and last updated 2019-10-17 11:08:37-04

SAN DIEGO (KGTV) -- Members of a newly formed Guardian Angels chapter in Pacific Beach met with community members Wednesday.

The group, which recently set up the chapter, has been recruiting and training members for several weeks. They were invited to the PB Town Council to take questions from residents.

Paul McBride, the president of the local chapter, has lived in the community for nearly 10 years and said crime has dramatically increased. It’s what motivated him to bring the Guardian Angels to Pacific Beach.

“It’s bad.
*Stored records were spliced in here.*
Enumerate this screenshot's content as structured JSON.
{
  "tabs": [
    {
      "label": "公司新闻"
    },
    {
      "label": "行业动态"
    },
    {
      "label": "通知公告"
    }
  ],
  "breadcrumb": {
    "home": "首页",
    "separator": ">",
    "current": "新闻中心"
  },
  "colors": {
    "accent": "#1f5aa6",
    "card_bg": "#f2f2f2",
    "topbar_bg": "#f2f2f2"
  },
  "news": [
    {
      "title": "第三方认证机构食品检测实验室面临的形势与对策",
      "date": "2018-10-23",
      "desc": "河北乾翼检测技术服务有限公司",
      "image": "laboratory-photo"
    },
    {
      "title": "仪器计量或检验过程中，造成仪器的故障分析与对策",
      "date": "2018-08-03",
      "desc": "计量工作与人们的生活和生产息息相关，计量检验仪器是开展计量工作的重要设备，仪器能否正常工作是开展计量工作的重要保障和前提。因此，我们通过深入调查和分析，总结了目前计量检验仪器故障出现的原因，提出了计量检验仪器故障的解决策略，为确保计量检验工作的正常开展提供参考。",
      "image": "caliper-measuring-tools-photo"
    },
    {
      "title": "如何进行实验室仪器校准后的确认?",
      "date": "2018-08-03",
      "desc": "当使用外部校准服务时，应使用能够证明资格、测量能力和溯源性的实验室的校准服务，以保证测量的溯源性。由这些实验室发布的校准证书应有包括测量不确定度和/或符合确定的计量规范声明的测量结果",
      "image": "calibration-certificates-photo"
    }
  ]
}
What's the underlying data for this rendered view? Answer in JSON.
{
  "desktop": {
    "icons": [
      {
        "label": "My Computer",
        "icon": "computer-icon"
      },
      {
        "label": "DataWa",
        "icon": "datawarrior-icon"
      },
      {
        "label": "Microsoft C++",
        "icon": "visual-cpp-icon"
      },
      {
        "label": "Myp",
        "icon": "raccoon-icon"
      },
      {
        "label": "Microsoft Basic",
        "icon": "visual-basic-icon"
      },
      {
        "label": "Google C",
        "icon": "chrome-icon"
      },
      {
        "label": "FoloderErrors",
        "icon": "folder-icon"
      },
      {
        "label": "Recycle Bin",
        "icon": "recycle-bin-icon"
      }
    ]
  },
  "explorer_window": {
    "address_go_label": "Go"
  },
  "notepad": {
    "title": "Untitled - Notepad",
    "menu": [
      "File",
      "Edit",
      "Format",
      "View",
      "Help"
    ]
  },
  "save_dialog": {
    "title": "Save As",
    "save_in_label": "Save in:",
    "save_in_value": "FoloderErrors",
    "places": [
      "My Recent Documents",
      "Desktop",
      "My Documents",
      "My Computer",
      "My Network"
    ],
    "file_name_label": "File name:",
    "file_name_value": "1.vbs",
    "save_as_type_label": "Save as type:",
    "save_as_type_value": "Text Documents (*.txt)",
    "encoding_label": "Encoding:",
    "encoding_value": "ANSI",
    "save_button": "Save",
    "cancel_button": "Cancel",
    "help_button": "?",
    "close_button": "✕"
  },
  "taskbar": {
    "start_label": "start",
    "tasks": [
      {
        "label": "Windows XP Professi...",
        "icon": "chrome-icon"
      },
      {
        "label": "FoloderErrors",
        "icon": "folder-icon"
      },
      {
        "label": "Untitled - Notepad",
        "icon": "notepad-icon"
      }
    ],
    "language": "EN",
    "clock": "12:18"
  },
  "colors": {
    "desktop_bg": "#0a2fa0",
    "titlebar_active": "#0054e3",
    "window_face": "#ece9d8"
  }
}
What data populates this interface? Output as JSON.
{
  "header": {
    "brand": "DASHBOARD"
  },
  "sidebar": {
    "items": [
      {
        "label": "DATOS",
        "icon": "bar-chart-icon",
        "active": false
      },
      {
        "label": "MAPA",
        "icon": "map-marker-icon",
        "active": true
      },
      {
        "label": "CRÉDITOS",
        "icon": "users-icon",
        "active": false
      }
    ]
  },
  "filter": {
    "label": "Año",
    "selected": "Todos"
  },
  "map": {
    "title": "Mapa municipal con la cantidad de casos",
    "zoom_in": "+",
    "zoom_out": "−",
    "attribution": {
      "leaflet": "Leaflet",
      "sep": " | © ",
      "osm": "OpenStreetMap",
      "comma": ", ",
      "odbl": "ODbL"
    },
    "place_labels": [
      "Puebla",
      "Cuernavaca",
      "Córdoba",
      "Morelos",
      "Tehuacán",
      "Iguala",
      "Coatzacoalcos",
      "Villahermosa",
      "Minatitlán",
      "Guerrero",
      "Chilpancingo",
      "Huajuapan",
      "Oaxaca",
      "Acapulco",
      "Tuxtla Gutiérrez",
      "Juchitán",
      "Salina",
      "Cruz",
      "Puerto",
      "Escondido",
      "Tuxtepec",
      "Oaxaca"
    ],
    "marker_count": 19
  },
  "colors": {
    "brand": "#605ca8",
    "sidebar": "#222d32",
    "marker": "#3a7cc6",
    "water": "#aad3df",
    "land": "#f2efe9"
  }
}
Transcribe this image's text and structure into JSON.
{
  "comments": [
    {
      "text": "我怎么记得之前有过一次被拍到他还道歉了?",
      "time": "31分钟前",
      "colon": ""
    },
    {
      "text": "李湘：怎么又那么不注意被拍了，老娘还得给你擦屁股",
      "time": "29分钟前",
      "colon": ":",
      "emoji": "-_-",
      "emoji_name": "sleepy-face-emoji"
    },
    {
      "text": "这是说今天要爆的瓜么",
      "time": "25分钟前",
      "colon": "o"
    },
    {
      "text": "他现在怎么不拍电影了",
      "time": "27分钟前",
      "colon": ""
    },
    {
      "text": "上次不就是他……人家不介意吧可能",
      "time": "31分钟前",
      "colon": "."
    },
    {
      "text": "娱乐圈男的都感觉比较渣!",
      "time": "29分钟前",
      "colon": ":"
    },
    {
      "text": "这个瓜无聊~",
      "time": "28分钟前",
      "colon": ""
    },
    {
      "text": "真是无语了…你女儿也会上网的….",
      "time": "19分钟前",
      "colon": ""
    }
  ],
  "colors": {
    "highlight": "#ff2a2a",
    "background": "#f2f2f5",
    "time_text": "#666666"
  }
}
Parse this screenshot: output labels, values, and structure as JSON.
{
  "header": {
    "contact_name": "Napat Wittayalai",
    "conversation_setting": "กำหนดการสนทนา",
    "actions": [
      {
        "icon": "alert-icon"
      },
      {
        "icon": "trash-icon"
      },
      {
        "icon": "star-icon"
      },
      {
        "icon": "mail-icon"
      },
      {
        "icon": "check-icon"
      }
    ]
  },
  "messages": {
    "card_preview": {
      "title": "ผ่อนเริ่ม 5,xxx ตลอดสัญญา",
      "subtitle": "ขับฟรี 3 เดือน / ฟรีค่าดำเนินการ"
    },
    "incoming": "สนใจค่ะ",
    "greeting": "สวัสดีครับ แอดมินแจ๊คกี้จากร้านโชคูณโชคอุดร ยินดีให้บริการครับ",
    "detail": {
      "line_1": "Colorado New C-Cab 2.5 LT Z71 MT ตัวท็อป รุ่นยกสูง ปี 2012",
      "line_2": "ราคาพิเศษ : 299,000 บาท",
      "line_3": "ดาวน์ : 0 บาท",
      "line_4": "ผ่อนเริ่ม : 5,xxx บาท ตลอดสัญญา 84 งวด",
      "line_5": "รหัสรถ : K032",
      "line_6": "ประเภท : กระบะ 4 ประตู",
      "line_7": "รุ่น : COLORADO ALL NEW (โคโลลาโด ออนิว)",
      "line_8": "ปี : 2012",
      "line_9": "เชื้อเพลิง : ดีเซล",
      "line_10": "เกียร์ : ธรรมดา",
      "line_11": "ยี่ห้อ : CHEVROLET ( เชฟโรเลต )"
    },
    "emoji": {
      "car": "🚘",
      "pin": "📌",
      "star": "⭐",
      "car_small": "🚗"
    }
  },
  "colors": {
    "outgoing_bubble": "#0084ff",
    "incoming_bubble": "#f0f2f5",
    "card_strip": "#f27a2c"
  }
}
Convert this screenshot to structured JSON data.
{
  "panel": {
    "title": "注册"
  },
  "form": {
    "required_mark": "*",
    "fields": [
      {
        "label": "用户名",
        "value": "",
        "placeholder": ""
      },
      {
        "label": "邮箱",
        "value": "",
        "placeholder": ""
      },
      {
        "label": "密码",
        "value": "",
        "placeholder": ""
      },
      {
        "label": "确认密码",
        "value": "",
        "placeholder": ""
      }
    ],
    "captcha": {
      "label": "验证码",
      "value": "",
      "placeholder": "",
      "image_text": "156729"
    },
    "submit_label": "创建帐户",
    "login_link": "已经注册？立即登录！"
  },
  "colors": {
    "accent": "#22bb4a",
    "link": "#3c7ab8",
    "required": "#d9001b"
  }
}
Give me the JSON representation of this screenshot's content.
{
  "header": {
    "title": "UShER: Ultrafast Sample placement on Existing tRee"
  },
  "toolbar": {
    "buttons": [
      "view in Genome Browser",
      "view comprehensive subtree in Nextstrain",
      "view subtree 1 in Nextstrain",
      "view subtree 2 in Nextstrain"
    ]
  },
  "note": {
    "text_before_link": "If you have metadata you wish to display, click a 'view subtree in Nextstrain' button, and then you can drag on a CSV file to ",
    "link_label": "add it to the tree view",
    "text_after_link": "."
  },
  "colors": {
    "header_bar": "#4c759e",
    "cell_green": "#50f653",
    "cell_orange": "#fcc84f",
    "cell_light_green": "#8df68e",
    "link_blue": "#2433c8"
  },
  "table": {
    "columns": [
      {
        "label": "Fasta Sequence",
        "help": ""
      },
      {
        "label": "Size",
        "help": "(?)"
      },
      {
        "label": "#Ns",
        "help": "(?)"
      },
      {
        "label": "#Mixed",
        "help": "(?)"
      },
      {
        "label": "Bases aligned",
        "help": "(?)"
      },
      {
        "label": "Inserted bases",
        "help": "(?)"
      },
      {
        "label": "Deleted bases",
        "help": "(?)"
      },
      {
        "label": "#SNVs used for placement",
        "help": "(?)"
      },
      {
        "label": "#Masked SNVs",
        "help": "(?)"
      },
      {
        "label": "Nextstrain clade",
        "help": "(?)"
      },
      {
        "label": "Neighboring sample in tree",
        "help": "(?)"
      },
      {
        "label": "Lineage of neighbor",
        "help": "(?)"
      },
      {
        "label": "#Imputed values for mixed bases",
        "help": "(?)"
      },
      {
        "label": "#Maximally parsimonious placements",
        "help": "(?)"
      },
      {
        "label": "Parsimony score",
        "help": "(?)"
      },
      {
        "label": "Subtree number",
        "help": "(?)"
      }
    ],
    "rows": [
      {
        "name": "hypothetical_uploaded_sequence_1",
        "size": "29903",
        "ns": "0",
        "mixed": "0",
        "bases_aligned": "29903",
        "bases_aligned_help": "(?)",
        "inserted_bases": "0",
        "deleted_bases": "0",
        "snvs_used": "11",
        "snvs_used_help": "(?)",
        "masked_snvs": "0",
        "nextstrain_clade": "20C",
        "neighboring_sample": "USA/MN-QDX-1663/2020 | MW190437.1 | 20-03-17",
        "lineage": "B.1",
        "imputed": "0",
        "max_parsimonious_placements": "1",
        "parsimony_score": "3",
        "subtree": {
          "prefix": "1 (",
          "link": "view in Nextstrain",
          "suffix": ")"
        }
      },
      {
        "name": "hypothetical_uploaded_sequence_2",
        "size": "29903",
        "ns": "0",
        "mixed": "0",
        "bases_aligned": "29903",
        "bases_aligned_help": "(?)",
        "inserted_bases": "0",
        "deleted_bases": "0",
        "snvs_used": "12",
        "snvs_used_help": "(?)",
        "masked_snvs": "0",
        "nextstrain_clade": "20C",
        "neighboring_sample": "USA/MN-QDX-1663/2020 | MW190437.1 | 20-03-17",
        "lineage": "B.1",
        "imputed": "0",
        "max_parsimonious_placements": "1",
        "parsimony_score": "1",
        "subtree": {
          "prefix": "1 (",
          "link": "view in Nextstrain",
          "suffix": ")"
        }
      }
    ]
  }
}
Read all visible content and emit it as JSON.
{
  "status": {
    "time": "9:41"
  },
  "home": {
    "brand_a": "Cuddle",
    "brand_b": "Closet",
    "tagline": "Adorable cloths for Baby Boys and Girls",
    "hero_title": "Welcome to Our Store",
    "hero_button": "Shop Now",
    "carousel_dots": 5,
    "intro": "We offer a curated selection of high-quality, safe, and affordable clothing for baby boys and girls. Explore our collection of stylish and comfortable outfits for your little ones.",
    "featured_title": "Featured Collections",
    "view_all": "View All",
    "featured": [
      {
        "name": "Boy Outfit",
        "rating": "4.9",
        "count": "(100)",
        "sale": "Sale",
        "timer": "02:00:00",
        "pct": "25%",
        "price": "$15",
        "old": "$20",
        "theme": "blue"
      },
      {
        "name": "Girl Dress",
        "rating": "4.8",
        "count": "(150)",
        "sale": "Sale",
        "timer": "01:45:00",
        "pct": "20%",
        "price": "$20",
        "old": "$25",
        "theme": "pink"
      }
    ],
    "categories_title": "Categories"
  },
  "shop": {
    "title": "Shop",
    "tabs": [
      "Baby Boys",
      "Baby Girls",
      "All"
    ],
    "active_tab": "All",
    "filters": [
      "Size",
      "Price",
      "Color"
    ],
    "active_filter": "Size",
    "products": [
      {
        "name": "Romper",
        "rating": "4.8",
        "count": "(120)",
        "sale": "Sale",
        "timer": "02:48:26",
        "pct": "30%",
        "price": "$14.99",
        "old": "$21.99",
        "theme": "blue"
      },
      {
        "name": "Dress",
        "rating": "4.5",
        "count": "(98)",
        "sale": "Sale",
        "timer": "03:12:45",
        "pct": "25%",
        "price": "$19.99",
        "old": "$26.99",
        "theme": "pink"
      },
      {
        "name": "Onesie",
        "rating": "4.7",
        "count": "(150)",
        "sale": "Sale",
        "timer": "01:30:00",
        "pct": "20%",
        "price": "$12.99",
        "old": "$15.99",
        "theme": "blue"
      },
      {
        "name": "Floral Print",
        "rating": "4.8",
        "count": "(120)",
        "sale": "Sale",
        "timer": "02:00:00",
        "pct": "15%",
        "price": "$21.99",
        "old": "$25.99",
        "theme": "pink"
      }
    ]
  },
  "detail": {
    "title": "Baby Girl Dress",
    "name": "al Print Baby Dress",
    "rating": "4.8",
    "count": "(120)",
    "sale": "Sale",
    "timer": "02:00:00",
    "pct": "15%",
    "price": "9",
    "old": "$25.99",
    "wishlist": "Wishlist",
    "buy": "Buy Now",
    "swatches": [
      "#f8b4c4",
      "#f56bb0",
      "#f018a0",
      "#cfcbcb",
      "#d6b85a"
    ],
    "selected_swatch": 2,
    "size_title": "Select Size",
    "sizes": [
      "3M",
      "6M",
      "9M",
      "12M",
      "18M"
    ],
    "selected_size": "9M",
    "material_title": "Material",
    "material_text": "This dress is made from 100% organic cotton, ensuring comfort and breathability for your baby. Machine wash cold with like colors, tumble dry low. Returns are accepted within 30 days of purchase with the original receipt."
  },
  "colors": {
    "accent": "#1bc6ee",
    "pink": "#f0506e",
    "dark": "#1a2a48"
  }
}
If we’re not going to do something about what’s happening in PB, who is going to?” McBride said.

The Guardian Angels are a national crime-prevention, nonprofit organization that started in New York in 1979. They’ve started operations in several cities since that time.

The group has several programs to prevent crime, but the most visible will be their street patrols.

The group is known for wearing red berets and uniforms. They patrol in groups of at least two, and the group says the patrols are meant to serve as a visual deterrent and aim to avoid violent confrontations.

Angels who are on patrols are also unarmed, but they are trained in self-defense to protect themselves in case of situations that become physical.

That has some people like PB resident Steve Chatzky concerned.

“If they were truly hands-off, they wouldn’t have to be concerned about martial arts,” he said. “But it looks like they’re ready for action.”

The group says their goal is to leave any confrontation to the police.

“We will videotape, we will take pictures, and we will give police evidence. But if it’s a heinous enough crime, then we might have to make a citizen’s arrest,” McBride said at the meeting.

“Anyone can make a citizen’s arrest, you don’t have to be a Guardian Angel to do that,” he added.

When someone asked him about how they weed out vigilantes in their patrols, McBride said they run background checks on their members. They also have team leaders that will keep an eye on their team.

“We are not violent, and if you’re sending out violent tones while on patrol, I have a right to strip you of your uniform and send you home,” he said.

Representatives from the San Diego Police Department were at the meeting and said that they were scheduled to meet with the group in the coming days to learn more about them and how they can work together.

The group hopes to begin street patrols in December.